That highway improvements being undertaken in parallel with public transport investment (rather than as an alternative) can achieve modal shift, whilst ensuring that private drivers directly fund a proportional part of the investment. The target is to move from 31% to 61% public transport market share – currently on target.
That incentivising urban ecology in new development works (within the context of the Norwegian economy) when it is backed up with serious penalties for failing to meet agreed goals. Oslo uses fines and claw back at twice the level of any grant offered if a goal is not achieved.
The level of population growth coupled with national taxation and housing policy is driving an increased urban density which is bringing with it growth in small business and business innovation through the creation of private sector led new mixed use areas. With 3% unemployment and a predicted 50% increase in the older population, experience appears to be highly valued and people are being encouraged to stay in employment to fuel this growth rather than to plug a pension gap.
Norway (and Sweden) have virtually no social housing. Almost everyone owns their own home, often as part of housing co-operative. State ‘housing’ benefits go to the individual allowing them to generate equity in their property and tax laws incentivise and support property purchase. It seems that it is therefore possible for almost anyone to join the property ladder if they wish to do so.
That, when looking at Norway it is important to keep in mind that the county, unlike the UK, has managed and invested its North Sea oil revenues to create a significant legacy of funding. Coupled with social policy and taxation this has created a society with relatively small pay differentials and a completely different housing structure that actively encourages ownership as a means of encouraging social responsibility. 80% of residents say Oslo is a good city to live in – so it seems to be working.
My final comment is to thank all of our hosts and presenters and to say how much I enjoyed being part of such an experienced team, they certainly kept me on my toes with interesting discussion, challenge and observation from breakfast to bedtime throughout the whole visit.
The Academy team members were; Chris Balch Lead Assessor, Professor of Planning University of Plymouth, Kevin Murray AoU Chairman, Kevin Murray Associates, Roger Evans Managing Director Studio Real, Jinty Balch Director Savills, Ann Wallis Director Culture Partners, Ian Todd Managing Director Studio Todd, Jas Atwal, Jas Atwal Associates, Nick Corbett Director Transforming Cities, Michele Grant, Director Blue Sail, Linda Gledstone, Academy of Urbanism, Russell Wallis, Director Globe Consultants.

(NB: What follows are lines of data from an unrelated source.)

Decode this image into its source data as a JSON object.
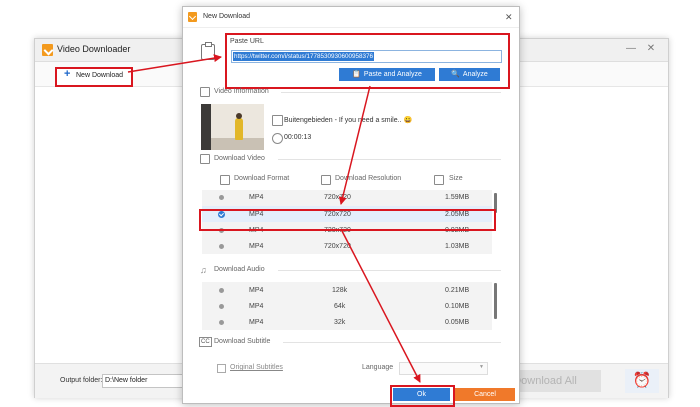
{
  "app": {
    "title": "Video Downloader",
    "new_download_label": "New Download",
    "output_folder_label": "Output folder:",
    "output_folder_value": "D:\\New folder",
    "download_all_label": "Download All",
    "icons": {
      "logo": "download-logo-icon",
      "add": "plus-icon",
      "alarm": "alarm-clock-icon"
    }
  },
  "dialog": {
    "title": "New Download",
    "paste_url_label": "Paste URL",
    "url_value": "https://twitter.com/i/status/1778530930600958376",
    "paste_analyze_label": "Paste and Analyze",
    "analyze_label": "Analyze",
    "video_info": {
      "section_label": "Video Information",
      "title": "Buitengebieden - If you need a smile.. 😀",
      "duration": "00:00:13"
    },
    "download_video": {
      "section_label": "Download Video",
      "headers": {
        "format": "Download Format",
        "resolution": "Download Resolution",
        "size": "Size"
      },
      "rows": [
        {
          "format": "MP4",
          "resolution": "720x720",
          "size": "1.59MB",
          "selected": false
        },
        {
          "format": "MP4",
          "resolution": "720x720",
          "size": "2.05MB",
          "selected": true
        },
        {
          "format": "MP4",
          "resolution": "720x720",
          "size": "0.92MB",
          "selected": false
        },
        {
          "format": "MP4",
          "resolution": "720x720",
          "size": "1.03MB",
          "selected": false
        }
      ]
    },
    "download_audio": {
      "section_label": "Download Audio",
      "rows": [
        {
          "format": "MP4",
          "bitrate": "128k",
          "size": "0.21MB"
        },
        {
          "format": "MP4",
          "bitrate": "64k",
          "size": "0.10MB"
        },
        {
          "format": "MP4",
          "bitrate": "32k",
          "size": "0.05MB"
        }
      ]
    },
    "download_subtitle": {
      "section_label": "Download Subtitle",
      "original_subtitles_label": "Original Subtitles",
      "language_label": "Language"
    },
    "ok_label": "Ok",
    "cancel_label": "Cancel"
  },
  "colors": {
    "accent_blue": "#2f7bd4",
    "annotation_red": "#d9161f",
    "cancel_orange": "#f0792a",
    "logo_orange": "#f39a1e"
  }
}
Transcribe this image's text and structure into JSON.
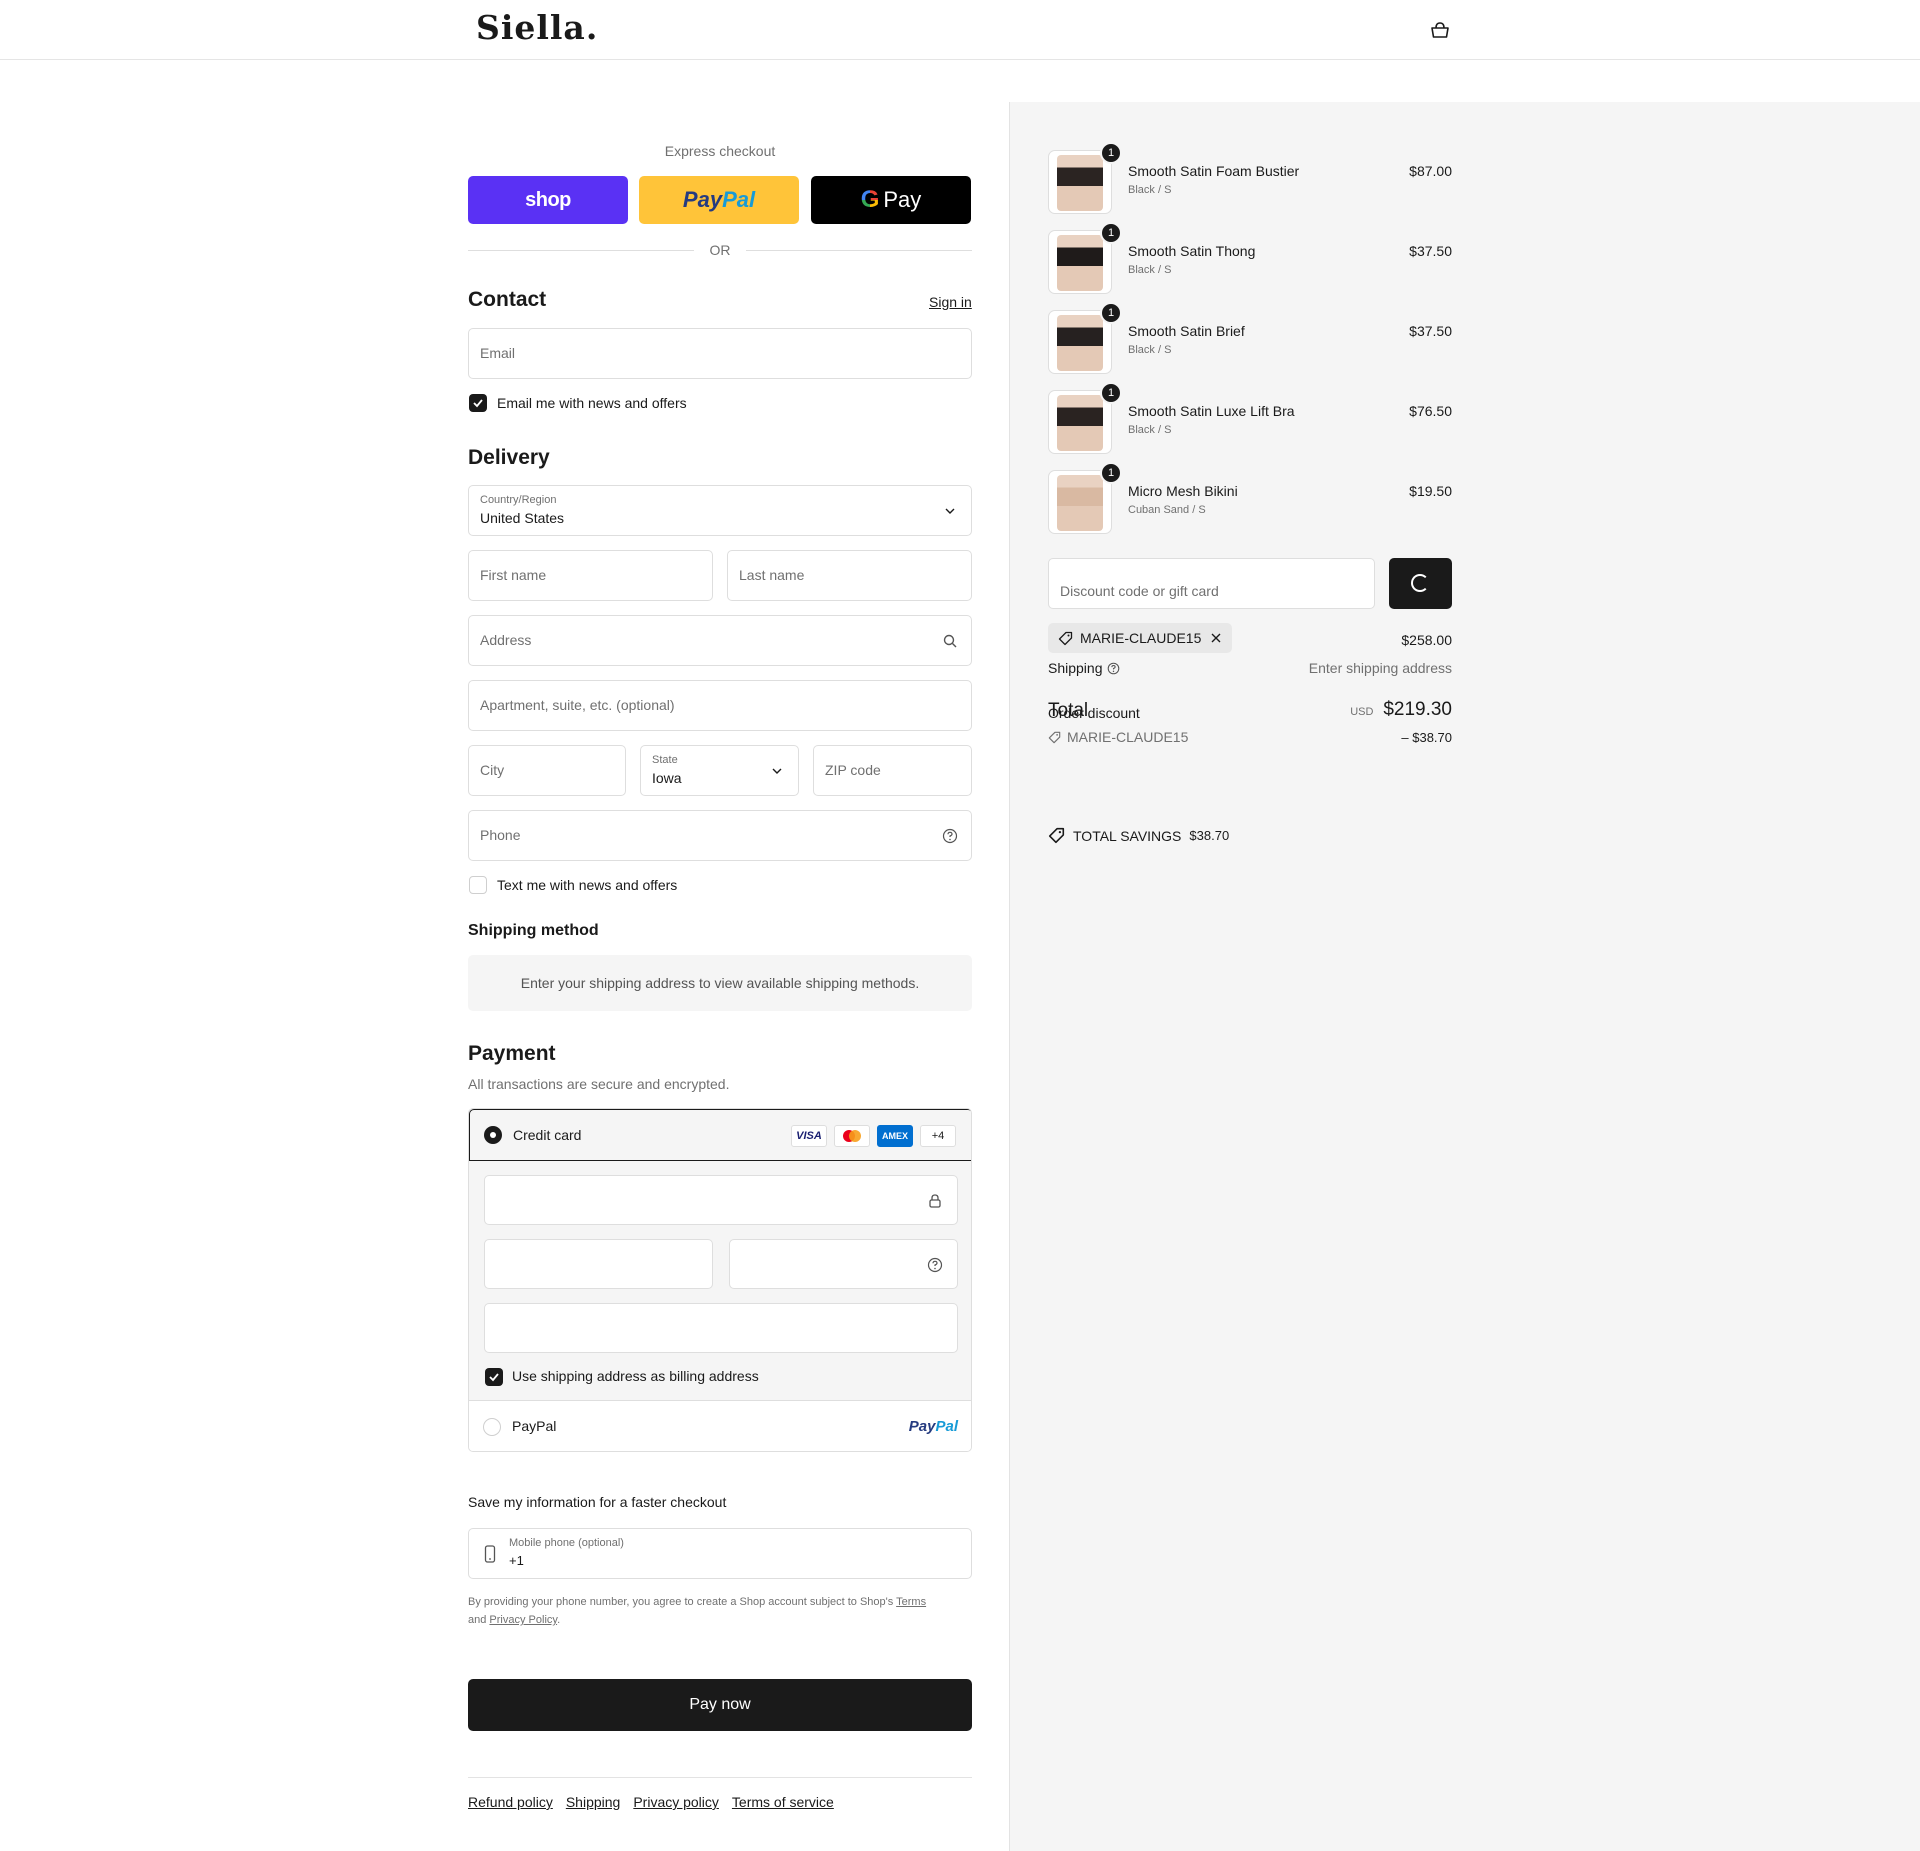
{
  "header": {
    "logo": "Siella."
  },
  "express": {
    "title": "Express checkout",
    "shop_label": "shop",
    "paypal_label_a": "Pay",
    "paypal_label_b": "Pal",
    "gpay_g": "G",
    "gpay_label": "Pay",
    "or": "OR"
  },
  "contact": {
    "title": "Contact",
    "sign_in": "Sign in",
    "email_placeholder": "Email",
    "news_label": "Email me with news and offers",
    "news_checked": true
  },
  "delivery": {
    "title": "Delivery",
    "country_label": "Country/Region",
    "country_value": "United States",
    "first_name": "First name",
    "last_name": "Last name",
    "address": "Address",
    "apartment": "Apartment, suite, etc. (optional)",
    "city": "City",
    "state_label": "State",
    "state_value": "Iowa",
    "zip": "ZIP code",
    "phone": "Phone",
    "text_label": "Text me with news and offers",
    "text_checked": false
  },
  "shipping_method": {
    "title": "Shipping method",
    "message": "Enter your shipping address to view available shipping methods."
  },
  "payment": {
    "title": "Payment",
    "subtitle": "All transactions are secure and encrypted.",
    "credit_card": "Credit card",
    "badges": [
      "VISA",
      "",
      "AMEX",
      "+4"
    ],
    "billing_label": "Use shipping address as billing address",
    "billing_checked": true,
    "paypal": "PayPal",
    "paypal_logo_a": "Pay",
    "paypal_logo_b": "Pal"
  },
  "save_info": {
    "title": "Save my information for a faster checkout",
    "phone_label": "Mobile phone (optional)",
    "phone_value": "+1"
  },
  "legal": {
    "text1": "By providing your phone number, you agree to create a Shop account subject to Shop's",
    "terms": "Terms",
    "and": "and",
    "privacy": "Privacy Policy",
    "period": "."
  },
  "pay_now": "Pay now",
  "footer": {
    "links": [
      "Refund policy",
      "Shipping",
      "Privacy policy",
      "Terms of service"
    ]
  },
  "cart": {
    "items": [
      {
        "name": "Smooth Satin Foam Bustier",
        "variant": "Black / S",
        "price": "$87.00",
        "qty": "1",
        "swatch": "#2b2422"
      },
      {
        "name": "Smooth Satin Thong",
        "variant": "Black / S",
        "price": "$37.50",
        "qty": "1",
        "swatch": "#1f1b1a"
      },
      {
        "name": "Smooth Satin Brief",
        "variant": "Black / S",
        "price": "$37.50",
        "qty": "1",
        "swatch": "#262120"
      },
      {
        "name": "Smooth Satin Luxe Lift Bra",
        "variant": "Black / S",
        "price": "$76.50",
        "qty": "1",
        "swatch": "#2a2321"
      },
      {
        "name": "Micro Mesh Bikini",
        "variant": "Cuban Sand / S",
        "price": "$19.50",
        "qty": "1",
        "swatch": "#d9b9a2"
      }
    ],
    "discount_placeholder": "Discount code or gift card",
    "code": "MARIE-CLAUDE15",
    "subtotal": "$258.00",
    "shipping_label": "Shipping",
    "shipping_value": "Enter shipping address",
    "total_label": "Total",
    "order_discount_label": "Order discount",
    "currency": "USD",
    "total": "$219.30",
    "discount_code": "MARIE-CLAUDE15",
    "discount_value": "– $38.70",
    "savings_label": "TOTAL SAVINGS",
    "savings_value": "$38.70"
  }
}
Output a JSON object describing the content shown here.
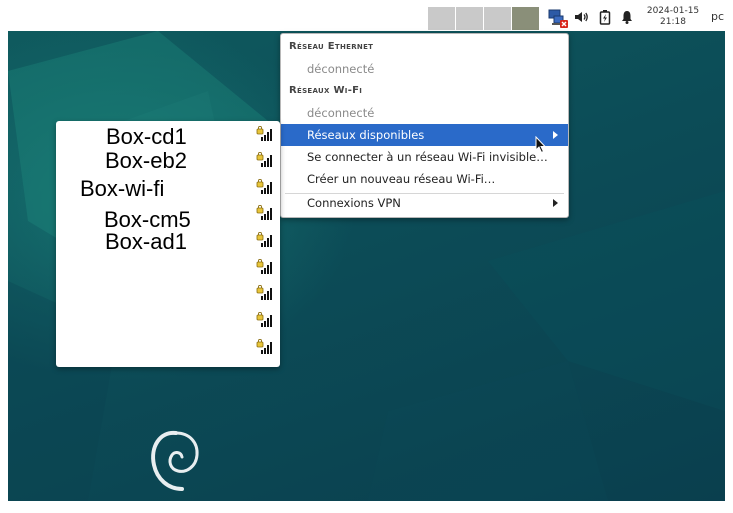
{
  "panel": {
    "clock_date": "2024-01-15",
    "clock_time": "21:18",
    "user": "pc",
    "tray_icons": [
      "network-disconnected-icon",
      "volume-icon",
      "battery-icon",
      "notification-bell-icon"
    ]
  },
  "network_menu": {
    "ethernet_header": "Réseau Ethernet",
    "ethernet_status": "déconnecté",
    "wifi_header": "Réseaux Wi-Fi",
    "wifi_status": "déconnecté",
    "available_networks": "Réseaux disponibles",
    "connect_hidden": "Se connecter à un réseau Wi-Fi invisible…",
    "create_new": "Créer un nouveau réseau Wi-Fi…",
    "vpn": "Connexions VPN"
  },
  "available_networks_list": {
    "networks": [
      "Box-cd1",
      "Box-eb2",
      "Box-wi-fi",
      "Box-cm5",
      "Box-ad1",
      "",
      "",
      "",
      ""
    ],
    "signal_icon": "wifi-locked-signal-icon"
  },
  "colors": {
    "desktop": "#0d4d56",
    "selection": "#2a6ac9"
  }
}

The choice of the European City of The Year 2011 will be decided by a ballot of all Academicians and announced at the Academy’s Awards Events in November 2011.